THREE Ofsted advisors looked in on Little Ridge School for just two days and pronounced that it should be in ‘special measures’. here are serious grounds for a judicial review of that decision and others in the locality.
It would be easy for me as a former Labour politician to blame the current Government for apparent recent failings. In 2011 Little Ridge School was assessed to be ‘good’. The latest report suggests that since then there have been improvements in outcomes (although not fast enough).
Even if those comments are taken at face value, how can a school ‘improve’ and move from ‘good’ to being in need of ‘special measures’? It is patently nonsense.
The problem is these lightning strikes by Ofsted officials destroy careers and undermine confidence and one needs to assess as to whether a two-day visit by three ‘experts’ can possibly make such gigantic assessments, or more especially that they have value.
The report goes on to suggest that the pupils are well behaved and courteous and yet criticises the school’s structured approach, suggesting children should have more freedom to do as they will.
Many young people, particularly from some families within our community, need structure and if the outcome is that they turn out to be well adjusted, polite and courteous children then where’s the problem?

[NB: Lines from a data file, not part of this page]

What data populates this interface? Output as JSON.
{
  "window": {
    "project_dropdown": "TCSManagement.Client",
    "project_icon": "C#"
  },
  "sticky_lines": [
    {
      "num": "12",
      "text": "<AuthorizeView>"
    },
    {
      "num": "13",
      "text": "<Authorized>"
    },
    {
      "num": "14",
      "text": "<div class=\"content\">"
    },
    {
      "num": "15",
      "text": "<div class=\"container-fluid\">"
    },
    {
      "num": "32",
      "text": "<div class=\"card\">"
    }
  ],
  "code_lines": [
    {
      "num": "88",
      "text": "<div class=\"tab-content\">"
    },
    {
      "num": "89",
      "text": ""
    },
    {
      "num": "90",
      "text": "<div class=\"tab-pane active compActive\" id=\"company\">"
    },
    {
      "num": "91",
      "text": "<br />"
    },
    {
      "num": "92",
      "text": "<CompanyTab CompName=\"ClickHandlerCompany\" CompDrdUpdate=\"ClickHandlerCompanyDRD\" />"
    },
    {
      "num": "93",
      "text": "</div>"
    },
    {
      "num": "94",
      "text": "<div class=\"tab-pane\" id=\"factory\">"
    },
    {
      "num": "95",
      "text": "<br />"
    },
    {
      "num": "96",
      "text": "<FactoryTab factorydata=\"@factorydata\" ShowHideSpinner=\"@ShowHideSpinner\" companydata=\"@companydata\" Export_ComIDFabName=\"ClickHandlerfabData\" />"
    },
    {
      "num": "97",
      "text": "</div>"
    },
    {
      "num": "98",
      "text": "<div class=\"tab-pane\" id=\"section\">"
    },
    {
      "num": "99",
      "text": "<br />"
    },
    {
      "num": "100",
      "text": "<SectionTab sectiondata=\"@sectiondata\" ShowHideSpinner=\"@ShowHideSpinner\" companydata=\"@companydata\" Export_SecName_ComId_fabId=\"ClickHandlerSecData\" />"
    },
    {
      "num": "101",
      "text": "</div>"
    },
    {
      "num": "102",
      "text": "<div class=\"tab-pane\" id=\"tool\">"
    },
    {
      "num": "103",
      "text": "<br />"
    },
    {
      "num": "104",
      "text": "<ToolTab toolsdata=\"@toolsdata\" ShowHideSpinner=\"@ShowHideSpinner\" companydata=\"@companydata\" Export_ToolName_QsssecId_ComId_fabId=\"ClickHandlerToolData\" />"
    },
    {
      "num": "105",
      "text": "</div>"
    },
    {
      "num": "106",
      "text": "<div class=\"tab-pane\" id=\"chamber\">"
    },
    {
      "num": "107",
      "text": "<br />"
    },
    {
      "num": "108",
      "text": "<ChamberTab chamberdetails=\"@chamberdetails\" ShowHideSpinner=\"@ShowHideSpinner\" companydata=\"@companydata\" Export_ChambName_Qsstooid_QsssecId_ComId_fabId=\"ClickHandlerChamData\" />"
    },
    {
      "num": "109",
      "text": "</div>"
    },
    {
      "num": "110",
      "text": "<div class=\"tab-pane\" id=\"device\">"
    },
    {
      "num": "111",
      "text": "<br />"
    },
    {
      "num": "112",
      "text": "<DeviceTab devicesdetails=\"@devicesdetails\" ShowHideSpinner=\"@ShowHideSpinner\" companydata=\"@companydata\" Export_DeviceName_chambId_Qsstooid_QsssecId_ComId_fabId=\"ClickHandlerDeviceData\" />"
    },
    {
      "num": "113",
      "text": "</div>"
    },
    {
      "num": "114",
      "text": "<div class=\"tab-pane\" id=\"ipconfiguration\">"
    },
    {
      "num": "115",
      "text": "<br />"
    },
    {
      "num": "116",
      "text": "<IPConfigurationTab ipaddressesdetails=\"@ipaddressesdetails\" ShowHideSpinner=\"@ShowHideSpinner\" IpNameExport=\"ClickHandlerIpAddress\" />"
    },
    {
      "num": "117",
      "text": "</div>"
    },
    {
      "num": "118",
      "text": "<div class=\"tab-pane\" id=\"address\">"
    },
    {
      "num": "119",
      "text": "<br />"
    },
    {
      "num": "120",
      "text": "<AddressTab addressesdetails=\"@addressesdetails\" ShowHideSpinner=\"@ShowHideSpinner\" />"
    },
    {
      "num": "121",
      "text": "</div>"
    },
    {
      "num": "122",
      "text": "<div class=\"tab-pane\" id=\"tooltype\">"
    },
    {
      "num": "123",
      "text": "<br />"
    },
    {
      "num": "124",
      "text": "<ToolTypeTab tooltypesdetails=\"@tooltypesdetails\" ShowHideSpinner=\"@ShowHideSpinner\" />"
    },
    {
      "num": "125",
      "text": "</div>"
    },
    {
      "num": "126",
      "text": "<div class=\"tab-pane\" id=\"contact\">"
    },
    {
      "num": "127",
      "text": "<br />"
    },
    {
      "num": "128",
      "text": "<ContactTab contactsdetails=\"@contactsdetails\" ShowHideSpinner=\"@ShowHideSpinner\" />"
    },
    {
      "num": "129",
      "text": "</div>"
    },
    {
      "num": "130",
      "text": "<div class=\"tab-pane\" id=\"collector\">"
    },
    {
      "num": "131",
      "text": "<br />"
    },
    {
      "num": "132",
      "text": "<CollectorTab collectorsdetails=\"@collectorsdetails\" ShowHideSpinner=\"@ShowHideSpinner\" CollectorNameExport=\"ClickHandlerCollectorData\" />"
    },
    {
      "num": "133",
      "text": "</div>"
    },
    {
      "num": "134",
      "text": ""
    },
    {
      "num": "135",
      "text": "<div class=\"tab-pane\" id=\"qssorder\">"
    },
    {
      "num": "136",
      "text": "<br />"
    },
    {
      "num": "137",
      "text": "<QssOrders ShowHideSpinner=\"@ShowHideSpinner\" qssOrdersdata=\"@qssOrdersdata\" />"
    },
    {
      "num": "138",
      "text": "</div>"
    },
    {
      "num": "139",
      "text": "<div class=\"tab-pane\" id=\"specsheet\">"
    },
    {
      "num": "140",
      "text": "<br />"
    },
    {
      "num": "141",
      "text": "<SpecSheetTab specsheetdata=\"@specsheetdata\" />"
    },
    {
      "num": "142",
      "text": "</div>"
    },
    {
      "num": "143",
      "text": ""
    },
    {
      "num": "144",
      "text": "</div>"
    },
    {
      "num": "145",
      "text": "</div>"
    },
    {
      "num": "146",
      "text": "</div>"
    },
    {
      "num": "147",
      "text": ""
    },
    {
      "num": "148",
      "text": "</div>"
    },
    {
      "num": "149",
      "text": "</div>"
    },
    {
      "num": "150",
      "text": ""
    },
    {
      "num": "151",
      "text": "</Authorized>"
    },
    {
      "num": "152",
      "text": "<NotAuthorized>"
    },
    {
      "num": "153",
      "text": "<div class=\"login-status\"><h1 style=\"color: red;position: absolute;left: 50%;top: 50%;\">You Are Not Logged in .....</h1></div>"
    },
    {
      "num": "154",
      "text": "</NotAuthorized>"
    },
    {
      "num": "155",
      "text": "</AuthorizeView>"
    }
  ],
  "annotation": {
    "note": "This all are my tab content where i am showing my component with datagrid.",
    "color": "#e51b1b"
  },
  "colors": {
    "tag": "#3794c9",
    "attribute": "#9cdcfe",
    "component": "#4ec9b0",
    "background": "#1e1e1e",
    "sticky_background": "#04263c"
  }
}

I declare an interest, in that I was the first chairman of the governors of Little Ridge (now many years ago) but in the meantime I have watched its progress with interest. Four grandchildren have had the benefit of attending the school, three having moved on- the most recent just this summer- with a fine experience behind them.
There is always room for improvement and surely the purpose of Ofsted should be to identify and support, not to destroy, as in this latest report, not just Little Ridge but, I understand, a number of other schools in the locality.

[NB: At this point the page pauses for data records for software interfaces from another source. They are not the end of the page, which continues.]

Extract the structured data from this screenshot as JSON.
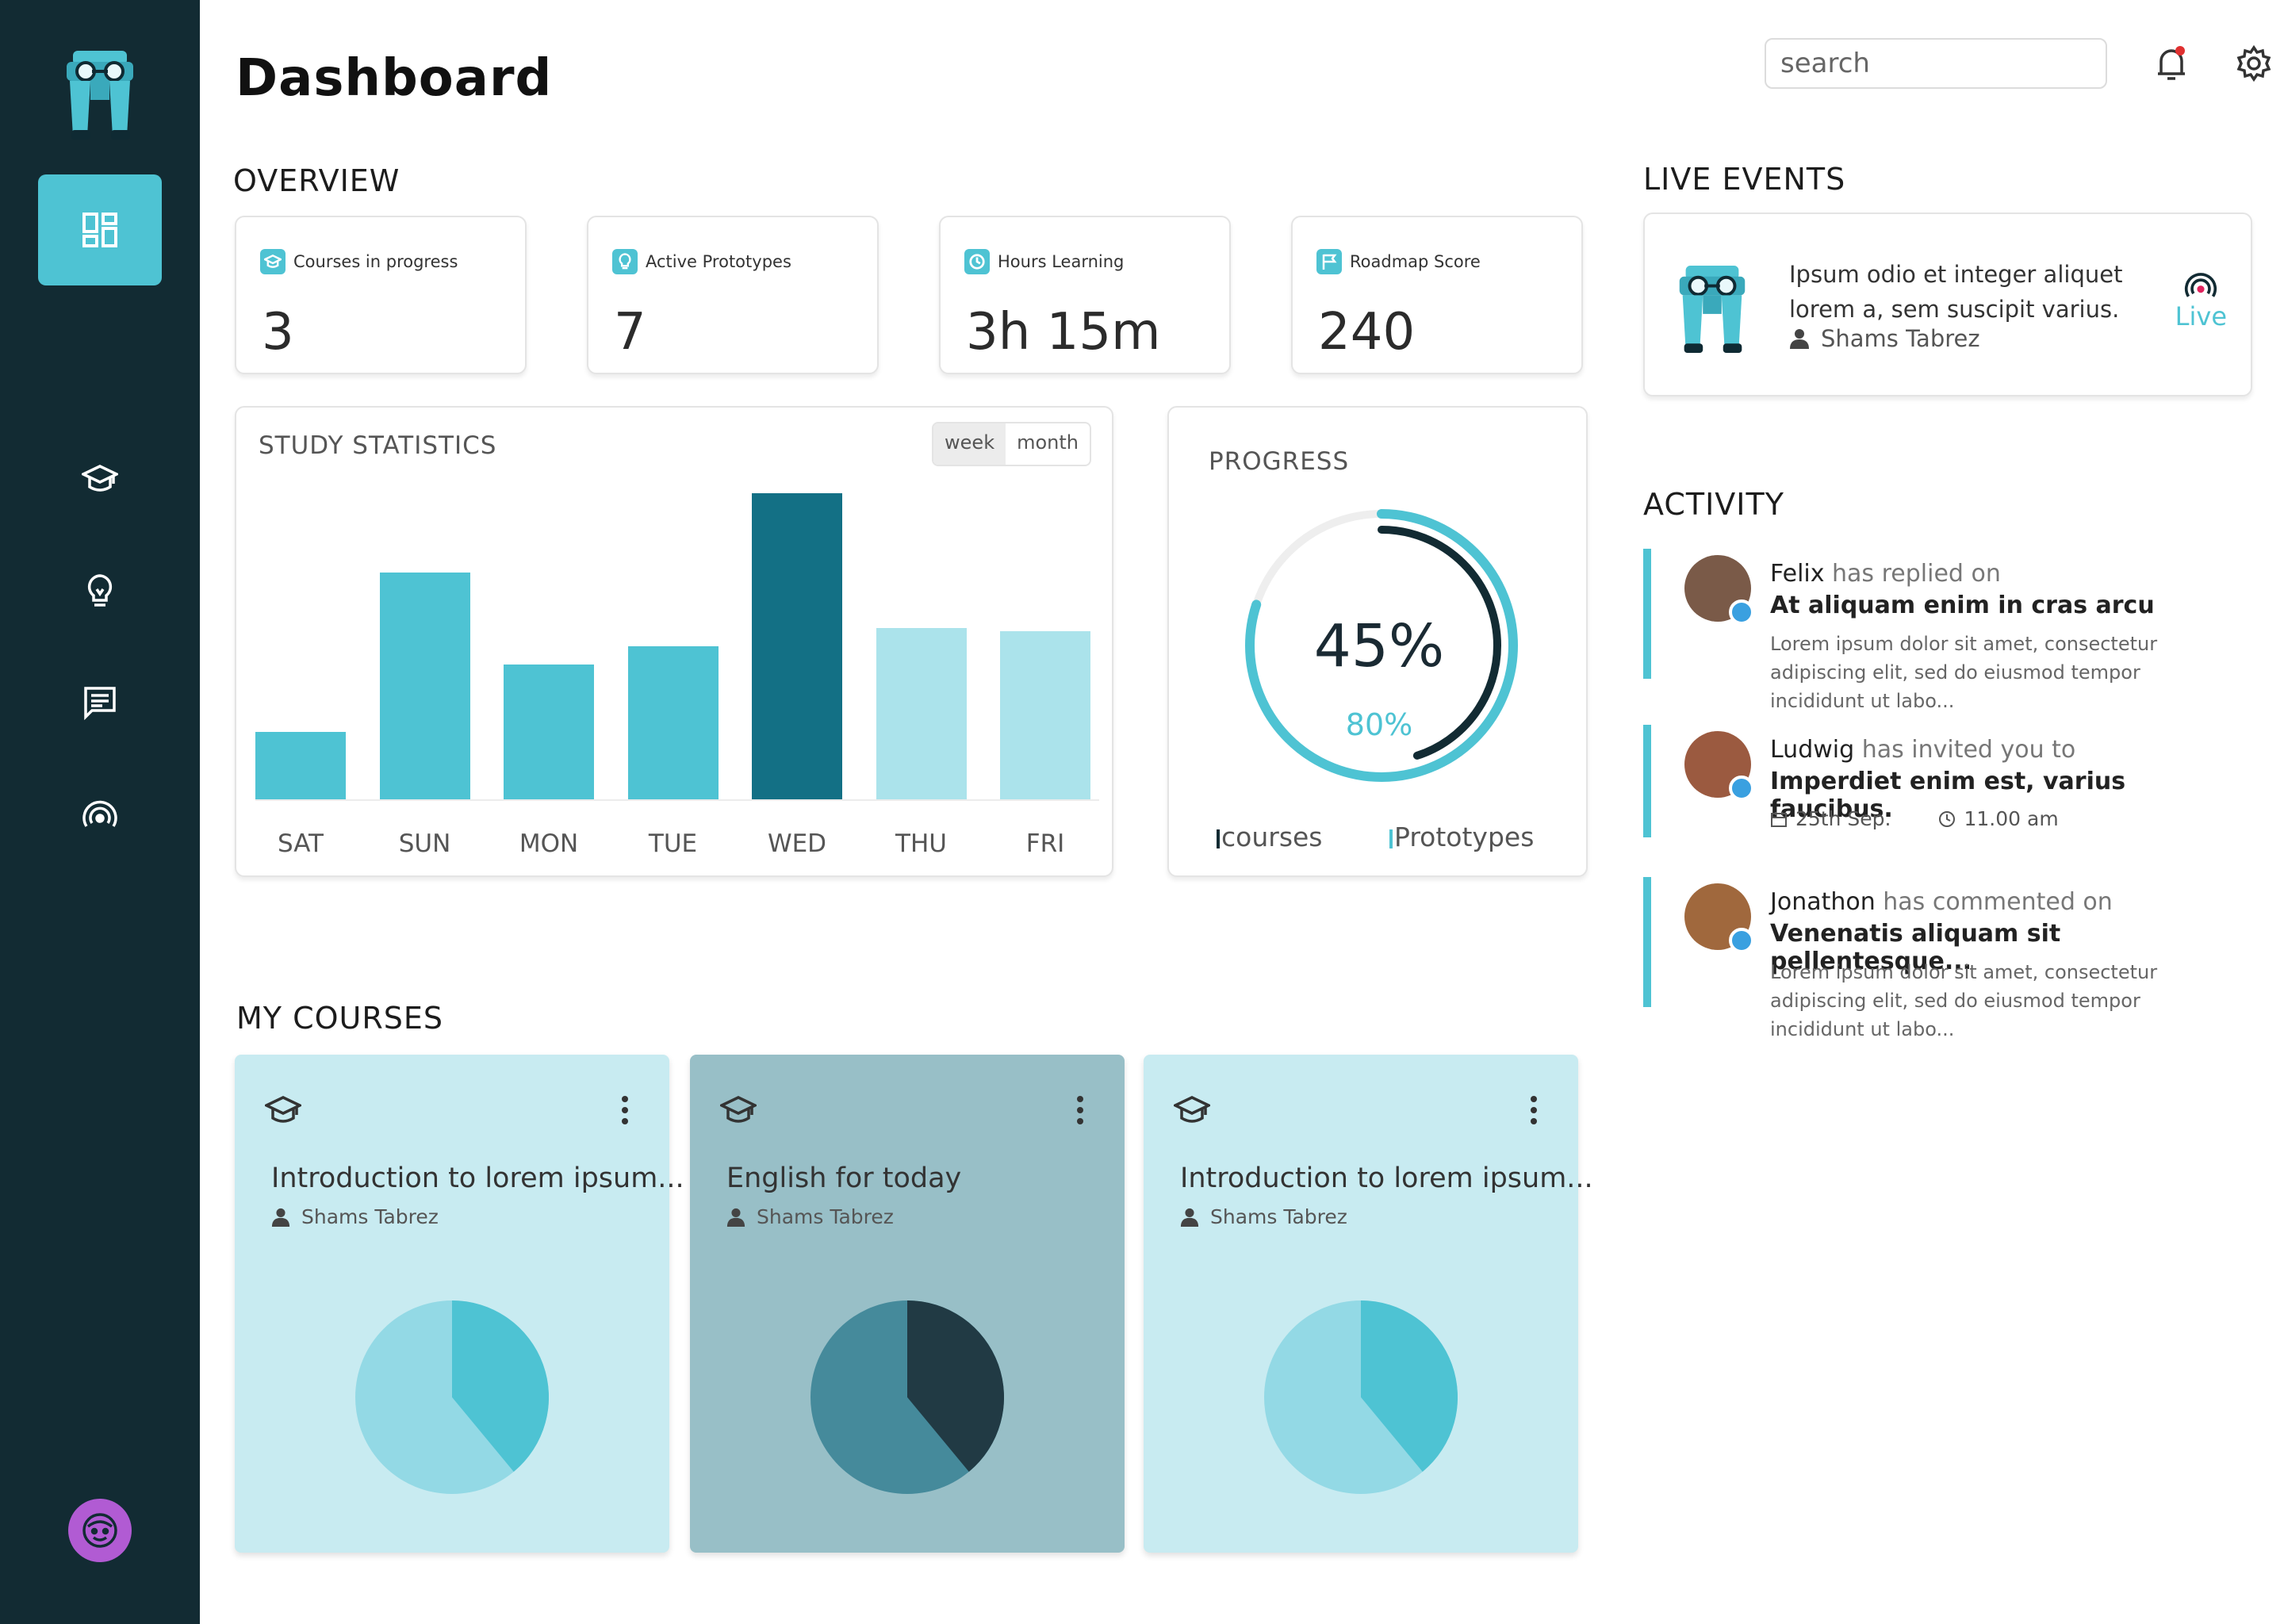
{
  "header": {
    "title": "Dashboard",
    "search_placeholder": "search"
  },
  "sidebar": {
    "items": [
      {
        "name": "dashboard",
        "icon": "grid-icon",
        "active": true
      },
      {
        "name": "courses",
        "icon": "graduation-cap-icon"
      },
      {
        "name": "prototypes",
        "icon": "lightbulb-icon"
      },
      {
        "name": "messages",
        "icon": "chat-icon"
      },
      {
        "name": "live",
        "icon": "broadcast-icon"
      }
    ]
  },
  "overview": {
    "title": "OVERVIEW",
    "cards": [
      {
        "label": "Courses in progress",
        "value": "3",
        "icon": "graduation-cap-icon"
      },
      {
        "label": "Active Prototypes",
        "value": "7",
        "icon": "lightbulb-icon"
      },
      {
        "label": "Hours Learning",
        "value": "3h 15m",
        "icon": "clock-icon"
      },
      {
        "label": "Roadmap Score",
        "value": "240",
        "icon": "flag-icon"
      }
    ]
  },
  "study": {
    "title": "STUDY STATISTICS",
    "toggle": {
      "week": "week",
      "month": "month",
      "selected": "week"
    }
  },
  "chart_data": {
    "type": "bar",
    "categories": [
      "SAT",
      "SUN",
      "MON",
      "TUE",
      "WED",
      "THU",
      "FRI"
    ],
    "values": [
      22,
      74,
      44,
      50,
      100,
      56,
      55
    ],
    "ylim": [
      0,
      100
    ],
    "colors": [
      "#4ec3d3",
      "#4ec3d3",
      "#4ec3d3",
      "#4ec3d3",
      "#137085",
      "#abe3eb",
      "#abe3eb"
    ],
    "title": "",
    "xlabel": "",
    "ylabel": ""
  },
  "progress": {
    "title": "PROGRESS",
    "primary": "45%",
    "secondary": "80%",
    "legend": [
      {
        "label": "courses",
        "color": "#122b33"
      },
      {
        "label": "Prototypes",
        "color": "#4ec3d3"
      }
    ],
    "courses_fraction": 0.45,
    "prototypes_fraction": 0.8
  },
  "live_events": {
    "title": "LIVE EVENTS",
    "text": "Ipsum odio et integer aliquet lorem a, sem suscipit varius.",
    "author": "Shams Tabrez",
    "status": "Live"
  },
  "activity": {
    "title": "ACTIVITY",
    "items": [
      {
        "name": "Felix",
        "action": " has replied on",
        "subject": "At aliquam enim in cras arcu",
        "desc": "Lorem ipsum dolor sit amet, consectetur adipiscing elit, sed do eiusmod tempor incididunt ut labo..."
      },
      {
        "name": "Ludwig",
        "action": " has invited you to",
        "subject": "Imperdiet enim est, varius faucibus.",
        "date": "25th Sep.",
        "time": "11.00 am"
      },
      {
        "name": "Jonathon",
        "action": " has commented on",
        "subject": "Venenatis aliquam sit pellentesque...",
        "desc": "Lorem ipsum dolor sit amet, consectetur adipiscing elit, sed do eiusmod tempor incididunt ut labo..."
      }
    ]
  },
  "my_courses": {
    "title": "MY COURSES",
    "items": [
      {
        "title": "Introduction to lorem ipsum...",
        "author": "Shams Tabrez",
        "bg": "#c8ebf1",
        "pie_dark": "#4ec3d3",
        "pie_light": "#93d9e5",
        "progress": 0.39
      },
      {
        "title": "English for today",
        "author": "Shams Tabrez",
        "bg": "#98bfc7",
        "pie_dark": "#213a44",
        "pie_light": "#458a9b",
        "progress": 0.39
      },
      {
        "title": "Introduction to lorem ipsum...",
        "author": "Shams Tabrez",
        "bg": "#c8ebf1",
        "pie_dark": "#4ec3d3",
        "pie_light": "#93d9e5",
        "progress": 0.39
      }
    ]
  }
}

The testimony of parents lining up to thank Tom Collins, the head who has just left, on his last day is perhaps the better assessment.

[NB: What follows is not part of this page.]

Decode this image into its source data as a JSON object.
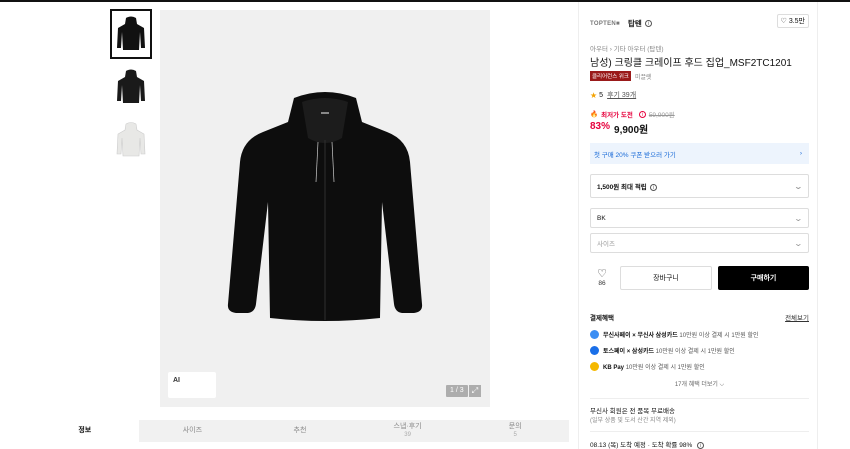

My criticism is not intended to be an acceptance of low standards, indeed we would all want to see the pursuit of excellence, but it seems strange that these criticisms across the board should come when the academies are in vogue.
Am I being sceptical when I suggest that schools are being marked down so that the academy cavalry can come to the rescue?
Michael Foster Law